> Your objective
Would you give the records below again, exactly and completely?

> Available data
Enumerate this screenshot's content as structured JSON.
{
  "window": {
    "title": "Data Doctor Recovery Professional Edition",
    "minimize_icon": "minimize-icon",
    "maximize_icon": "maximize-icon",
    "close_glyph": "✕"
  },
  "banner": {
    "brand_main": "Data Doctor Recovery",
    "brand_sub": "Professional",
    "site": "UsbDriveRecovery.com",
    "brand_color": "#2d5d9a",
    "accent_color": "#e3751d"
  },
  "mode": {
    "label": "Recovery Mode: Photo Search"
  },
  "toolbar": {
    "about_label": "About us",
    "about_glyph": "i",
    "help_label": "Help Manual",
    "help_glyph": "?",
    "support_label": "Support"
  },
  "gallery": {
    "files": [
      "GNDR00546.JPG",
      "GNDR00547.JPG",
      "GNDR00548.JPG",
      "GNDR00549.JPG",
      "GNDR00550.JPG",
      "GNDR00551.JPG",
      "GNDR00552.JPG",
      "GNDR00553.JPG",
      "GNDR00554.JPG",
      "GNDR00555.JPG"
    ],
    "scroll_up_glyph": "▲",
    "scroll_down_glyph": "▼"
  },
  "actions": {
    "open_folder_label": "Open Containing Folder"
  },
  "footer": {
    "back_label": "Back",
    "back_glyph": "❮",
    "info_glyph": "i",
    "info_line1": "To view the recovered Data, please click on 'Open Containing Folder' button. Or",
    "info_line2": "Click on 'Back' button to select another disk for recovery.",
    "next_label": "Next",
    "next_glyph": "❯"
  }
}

> Solution for this problem
Enumerate this screenshot's content as structured JSON.
{
  "window": {
    "title": "Data Doctor Recovery Professional Edition",
    "minimize_icon": "minimize-icon",
    "maximize_icon": "maximize-icon",
    "close_glyph": "✕"
  },
  "banner": {
    "brand_main": "Data Doctor Recovery",
    "brand_sub": "Professional",
    "site": "UsbDriveRecovery.com",
    "brand_color": "#2d5d9a",
    "accent_color": "#e3751d"
  },
  "mode": {
    "label": "Recovery Mode: Photo Search"
  },
  "toolbar": {
    "about_label": "About us",
    "about_glyph": "i",
    "help_label": "Help Manual",
    "help_glyph": "?",
    "support_label": "Support"
  },
  "gallery": {
    "files": [
      "GNDR00546.JPG",
      "GNDR00547.JPG",
      "GNDR00548.JPG",
      "GNDR00549.JPG",
      "GNDR00550.JPG",
      "GNDR00551.JPG",
      "GNDR00552.JPG",
      "GNDR00553.JPG",
      "GNDR00554.JPG",
      "GNDR00555.JPG"
    ],
    "scroll_up_glyph": "▲",
    "scroll_down_glyph": "▼"
  },
  "actions": {
    "open_folder_label": "Open Containing Folder"
  },
  "footer": {
    "back_label": "Back",
    "back_glyph": "❮",
    "info_glyph": "i",
    "info_line1": "To view the recovered Data, please click on 'Open Containing Folder' button. Or",
    "info_line2": "Click on 'Back' button to select another disk for recovery.",
    "next_label": "Next",
    "next_glyph": "❯"
  }
}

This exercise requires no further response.